• Task:
Would you give the entries again word for word, with no pictures in the copy?

*** Opening Provided records ***

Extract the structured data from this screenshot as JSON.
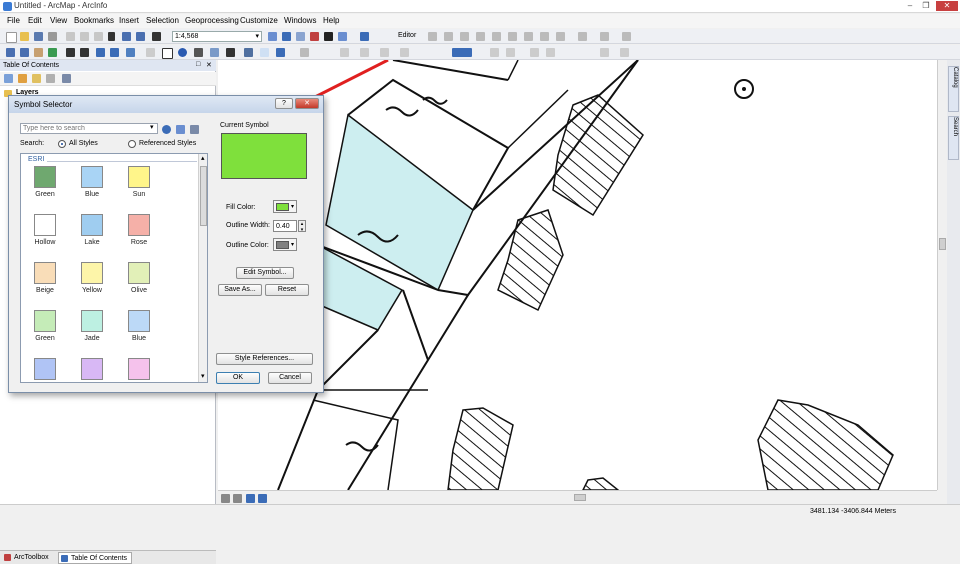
{
  "window": {
    "title": "Untitled - ArcMap - ArcInfo"
  },
  "menu": [
    "File",
    "Edit",
    "View",
    "Bookmarks",
    "Insert",
    "Selection",
    "Geoprocessing",
    "Customize",
    "Windows",
    "Help"
  ],
  "toolbar": {
    "scale": "1:4,568",
    "editor_label": "Editor"
  },
  "toc": {
    "title": "Table Of Contents",
    "layers_label": "Layers"
  },
  "bottom_tabs": [
    "ArcToolbox",
    "Table Of Contents"
  ],
  "right_dock": [
    "Catalog",
    "Search"
  ],
  "status": {
    "coordinates": "3481.134  -3406.844 Meters"
  },
  "dialog": {
    "title": "Symbol Selector",
    "search_placeholder": "Type here to search",
    "search_label": "Search:",
    "all_styles": "All Styles",
    "referenced_styles": "Referenced Styles",
    "group": "ESRI",
    "current_symbol_label": "Current Symbol",
    "current_symbol_color": "#7fe03c",
    "fill_color_label": "Fill Color:",
    "fill_color": "#7fe03c",
    "outline_width_label": "Outline Width:",
    "outline_width": "0.40",
    "outline_color_label": "Outline Color:",
    "outline_color": "#808080",
    "edit_symbol": "Edit Symbol...",
    "save_as": "Save As...",
    "reset": "Reset",
    "style_references": "Style References...",
    "ok": "OK",
    "cancel": "Cancel",
    "swatches": [
      {
        "name": "Green",
        "color": "#6fa86f"
      },
      {
        "name": "Blue",
        "color": "#a9d4f5"
      },
      {
        "name": "Sun",
        "color": "#fff58a"
      },
      {
        "name": "Hollow",
        "color": "#ffffff"
      },
      {
        "name": "Lake",
        "color": "#9fcdf0"
      },
      {
        "name": "Rose",
        "color": "#f5b0a8"
      },
      {
        "name": "Beige",
        "color": "#f9ddb8"
      },
      {
        "name": "Yellow",
        "color": "#fdf5a9"
      },
      {
        "name": "Olive",
        "color": "#e2f0b8"
      },
      {
        "name": "Green",
        "color": "#c5ecb8"
      },
      {
        "name": "Jade",
        "color": "#bdf0e2"
      },
      {
        "name": "Blue",
        "color": "#bcd9f7"
      },
      {
        "name": "",
        "color": "#b0c4f5"
      },
      {
        "name": "",
        "color": "#d8b8f5"
      },
      {
        "name": "",
        "color": "#f5c2ec"
      }
    ]
  }
}
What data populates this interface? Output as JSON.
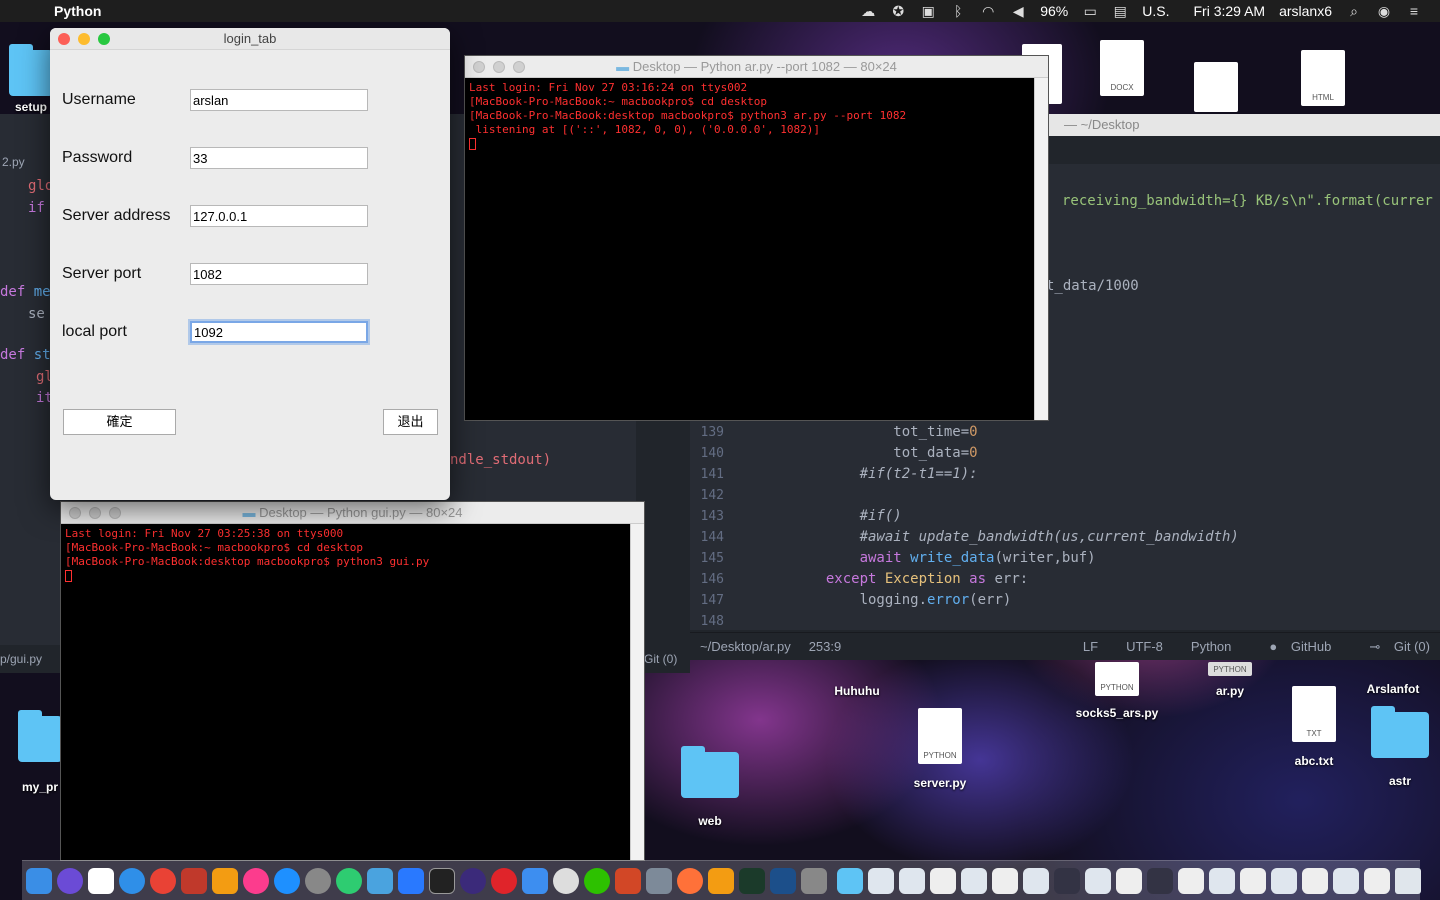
{
  "menubar": {
    "app_name": "Python",
    "battery": "96%",
    "input_source": "U.S.",
    "clock": "Fri 3:29 AM",
    "user": "arslanx6"
  },
  "desktop_icons": [
    {
      "label": "setup",
      "kind": "folder"
    },
    {
      "label": "my_pr",
      "kind": "folder"
    },
    {
      "label": "Huhuhu",
      "kind": "folder"
    },
    {
      "label": "web",
      "kind": "folder"
    },
    {
      "label": "server.py",
      "kind": "doc",
      "type": "PYTHON"
    },
    {
      "label": "socks5_ars.py",
      "kind": "doc",
      "type": "PYTHON"
    },
    {
      "label": "ar.py",
      "kind": "doc",
      "type": "PYTHON"
    },
    {
      "label": "abc.txt",
      "kind": "doc",
      "type": "TXT"
    },
    {
      "label": "Arslanfot",
      "kind": "folder"
    },
    {
      "label": "astr",
      "kind": "folder"
    },
    {
      "label": "",
      "kind": "doc",
      "type": "DOCX"
    },
    {
      "label": "",
      "kind": "doc",
      "type": "HTML"
    }
  ],
  "login": {
    "title": "login_tab",
    "fields": [
      {
        "label": "Username",
        "value": "arslan"
      },
      {
        "label": "Password",
        "value": "33"
      },
      {
        "label": "Server address",
        "value": "127.0.0.1"
      },
      {
        "label": "Server port",
        "value": "1082"
      },
      {
        "label": "local port",
        "value": "1092"
      }
    ],
    "ok_label": "確定",
    "exit_label": "退出"
  },
  "terminal_ar": {
    "title": "Desktop — Python ar.py --port 1082 — 80×24",
    "lines": [
      "Last login: Fri Nov 27 03:16:24 on ttys002",
      "[MacBook-Pro-MacBook:~ macbookpro$ cd desktop",
      "[MacBook-Pro-MacBook:desktop macbookpro$ python3 ar.py --port 1082",
      " listening at [('::', 1082, 0, 0), ('0.0.0.0', 1082)]"
    ]
  },
  "terminal_gui": {
    "title": "Desktop — Python gui.py — 80×24",
    "lines": [
      "Last login: Fri Nov 27 03:25:38 on ttys000",
      "[MacBook-Pro-MacBook:~ macbookpro$ cd desktop",
      "[MacBook-Pro-MacBook:desktop macbookpro$ python3 gui.py"
    ]
  },
  "editor": {
    "title_fragment": "— ~/Desktop",
    "left_tab": "2.py",
    "left_status": "p/gui.py",
    "mid_status": "Git (0)",
    "fragment_bandwidth": "receiving_bandwidth={} KB/s\\n\".format(currer",
    "fragment_data": "t_data/1000",
    "fragment_stdout": "ndle_stdout)",
    "line_numbers": [
      "139",
      "140",
      "141",
      "142",
      "143",
      "144",
      "145",
      "146",
      "147",
      "148"
    ],
    "status": {
      "path": "~/Desktop/ar.py",
      "cursor": "253:9",
      "eol": "LF",
      "encoding": "UTF-8",
      "grammar": "Python",
      "github": "GitHub",
      "git": "Git (0)"
    }
  }
}
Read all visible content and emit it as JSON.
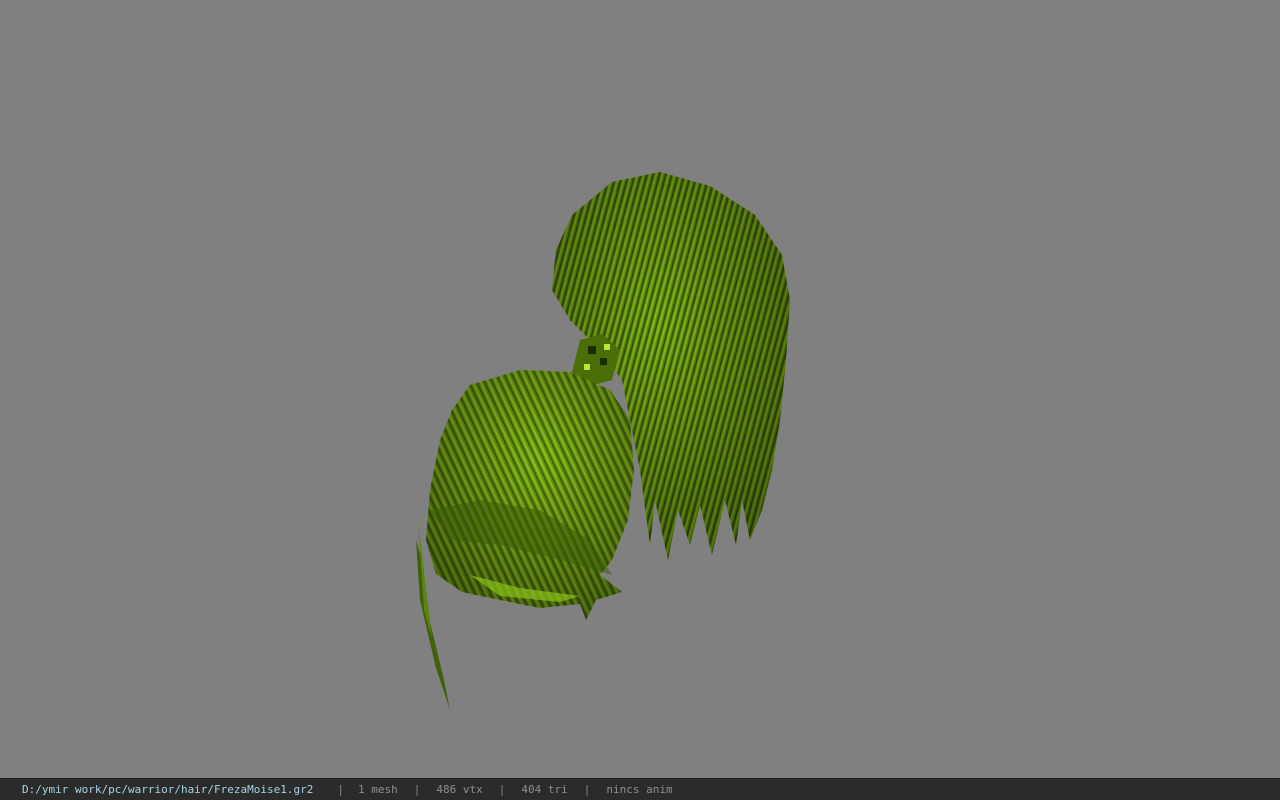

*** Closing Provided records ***

• Expected answer:
Extract the structured data from this screenshot as JSON.
{
  "window": {
    "title": "Untitled - ArcMap - ArcInfo"
  },
  "menu": [
    "File",
    "Edit",
    "View",
    "Bookmarks",
    "Insert",
    "Selection",
    "Geoprocessing",
    "Customize",
    "Windows",
    "Help"
  ],
  "toolbar": {
    "scale": "1:4,568",
    "editor_label": "Editor"
  },
  "toc": {
    "title": "Table Of Contents",
    "layers_label": "Layers"
  },
  "bottom_tabs": [
    "ArcToolbox",
    "Table Of Contents"
  ],
  "right_dock": [
    "Catalog",
    "Search"
  ],
  "status": {
    "coordinates": "3481.134  -3406.844 Meters"
  },
  "dialog": {
    "title": "Symbol Selector",
    "search_placeholder": "Type here to search",
    "search_label": "Search:",
    "all_styles": "All Styles",
    "referenced_styles": "Referenced Styles",
    "group": "ESRI",
    "current_symbol_label": "Current Symbol",
    "current_symbol_color": "#7fe03c",
    "fill_color_label": "Fill Color:",
    "fill_color": "#7fe03c",
    "outline_width_label": "Outline Width:",
    "outline_width": "0.40",
    "outline_color_label": "Outline Color:",
    "outline_color": "#808080",
    "edit_symbol": "Edit Symbol...",
    "save_as": "Save As...",
    "reset": "Reset",
    "style_references": "Style References...",
    "ok": "OK",
    "cancel": "Cancel",
    "swatches": [
      {
        "name": "Green",
        "color": "#6fa86f"
      },
      {
        "name": "Blue",
        "color": "#a9d4f5"
      },
      {
        "name": "Sun",
        "color": "#fff58a"
      },
      {
        "name": "Hollow",
        "color": "#ffffff"
      },
      {
        "name": "Lake",
        "color": "#9fcdf0"
      },
      {
        "name": "Rose",
        "color": "#f5b0a8"
      },
      {
        "name": "Beige",
        "color": "#f9ddb8"
      },
      {
        "name": "Yellow",
        "color": "#fdf5a9"
      },
      {
        "name": "Olive",
        "color": "#e2f0b8"
      },
      {
        "name": "Green",
        "color": "#c5ecb8"
      },
      {
        "name": "Jade",
        "color": "#bdf0e2"
      },
      {
        "name": "Blue",
        "color": "#bcd9f7"
      },
      {
        "name": "",
        "color": "#b0c4f5"
      },
      {
        "name": "",
        "color": "#d8b8f5"
      },
      {
        "name": "",
        "color": "#f5c2ec"
      }
    ]
  }
}
What data populates this interface? Output as JSON.
{
  "menubar": {
    "app_name": "Python",
    "battery": "96%",
    "input_source": "U.S.",
    "clock": "Fri 3:29 AM",
    "user": "arslanx6"
  },
  "desktop_icons": [
    {
      "label": "setup",
      "kind": "folder"
    },
    {
      "label": "my_pr",
      "kind": "folder"
    },
    {
      "label": "Huhuhu",
      "kind": "folder"
    },
    {
      "label": "web",
      "kind": "folder"
    },
    {
      "label": "server.py",
      "kind": "doc",
      "type": "PYTHON"
    },
    {
      "label": "socks5_ars.py",
      "kind": "doc",
      "type": "PYTHON"
    },
    {
      "label": "ar.py",
      "kind": "doc",
      "type": "PYTHON"
    },
    {
      "label": "abc.txt",
      "kind": "doc",
      "type": "TXT"
    },
    {
      "label": "Arslanfot",
      "kind": "folder"
    },
    {
      "label": "astr",
      "kind": "folder"
    },
    {
      "label": "",
      "kind": "doc",
      "type": "DOCX"
    },
    {
      "label": "",
      "kind": "doc",
      "type": "HTML"
    }
  ],
  "login": {
    "title": "login_tab",
    "fields": [
      {
        "label": "Username",
        "value": "arslan"
      },
      {
        "label": "Password",
        "value": "33"
      },
      {
        "label": "Server address",
        "value": "127.0.0.1"
      },
      {
        "label": "Server port",
        "value": "1082"
      },
      {
        "label": "local port",
        "value": "1092"
      }
    ],
    "ok_label": "確定",
    "exit_label": "退出"
  },
  "terminal_ar": {
    "title": "Desktop — Python ar.py --port 1082 — 80×24",
    "lines": [
      "Last login: Fri Nov 27 03:16:24 on ttys002",
      "[MacBook-Pro-MacBook:~ macbookpro$ cd desktop",
      "[MacBook-Pro-MacBook:desktop macbookpro$ python3 ar.py --port 1082",
      " listening at [('::', 1082, 0, 0), ('0.0.0.0', 1082)]"
    ]
  },
  "terminal_gui": {
    "title": "Desktop — Python gui.py — 80×24",
    "lines": [
      "Last login: Fri Nov 27 03:25:38 on ttys000",
      "[MacBook-Pro-MacBook:~ macbookpro$ cd desktop",
      "[MacBook-Pro-MacBook:desktop macbookpro$ python3 gui.py"
    ]
  },
  "editor": {
    "title_fragment": "— ~/Desktop",
    "left_tab": "2.py",
    "left_status": "p/gui.py",
    "mid_status": "Git (0)",
    "fragment_bandwidth": "receiving_bandwidth={} KB/s\\n\".format(currer",
    "fragment_data": "t_data/1000",
    "fragment_stdout": "ndle_stdout)",
    "line_numbers": [
      "139",
      "140",
      "141",
      "142",
      "143",
      "144",
      "145",
      "146",
      "147",
      "148"
    ],
    "status": {
      "path": "~/Desktop/ar.py",
      "cursor": "253:9",
      "eol": "LF",
      "encoding": "UTF-8",
      "grammar": "Python",
      "github": "GitHub",
      "git": "Git (0)"
    }
  }
}
Read all visible content and emit it as JSON.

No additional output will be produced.